"Performing Arguments: Debate in Early English Poetry and Drama" argues for a performance-centered aesthetic of rhetoric and, from this perspective, analyzes the trope of aestheticized argumentation in Middle English debate poetry, medieval popular drama, early humanist academic drama, Tudor debate plays, and Shakespeare's 'problem comedies.' This longue durée investigation of the structures and effects of agonistic aesthetics is guided by Wai Chi Dimock's concepts of diachronic historicism and resonance, and by Patrice Pavis' approach to analyzing spectators' aesthetic experiences through the reconstruction of past performances. "Performing Arguments" is further shaped by rhetorical and performance theories contemporary with the texts explored, and influenced by recent critical perspectives on audience engagement and rhetorical ethos, aesthetics, and epistemics. ^ Chapter One, "Rhetoric, Poetry, and Performance Culture," analyzes evidence of performance methods from medieval sources, including Trivet, John of Garland, and Lydgate. These sources reveal the range of presentational, representational, and mixed performance methods in use during the Middle Ages. Chapter Two, "Rhetorical Theater: Middle English Debate Poetry in Performative Perspective," proposes a new understanding of Middle English debate poetry as a performance genre. Chapter Three, "Four Sisters: Staging Agon and Allegory in the Debate of the Four Daughters of God," analyzes and reconstruct spectators' aesthetic and intellectual responses to this redemption debate in both vernacular English religious drama and Neo-Latin university drama. Chapter Four, "Humanist Theater: John Heywood's Debate Interludes and the Participatory Audience," examines John Heywood's debate plays in the context of the More Circle's humanist dramatic culture and treats Heywood's debate plays as fully representational dramatic works—an approach that critiques the received view, which dismisses these plays as nondramatic. Chapter Five, "'Who Shall be Most Right?' Ethos, Eloquence, and Argumentation in Shakespeare's 'Problem Comedies,'" deconstructs Peter Ramus' notion of eloquence as the essence of rhetoric, then analyzes Shakespeare's critique of Ramism embedded in the performative verbal conflicts in four 'problem comedies' that demonstrate Shakespeare's creative engagement with the longue durée framework of aestheticized argumentation.^
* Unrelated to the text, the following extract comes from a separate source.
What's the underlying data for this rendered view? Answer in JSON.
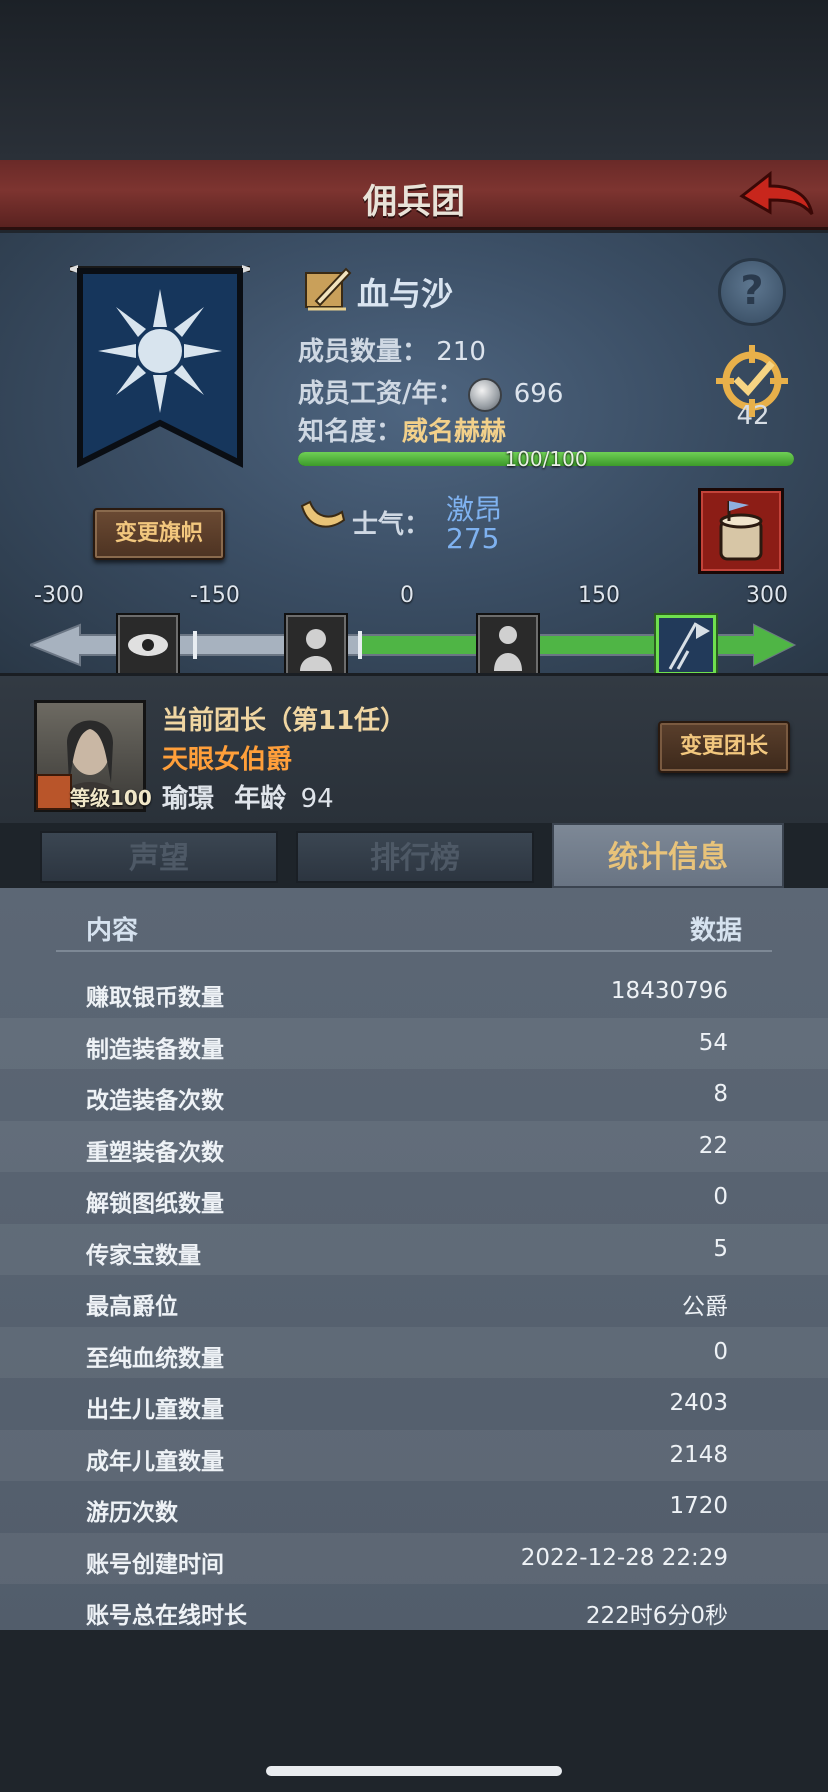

Literature, English|Theater History|Language, Rhetoric and Composition
Giles-Watson, Maura, "Performing arguments: Debate in early English poetry and drama" (2012). ETD collection for University of Nebraska - Lincoln. AAI3503989.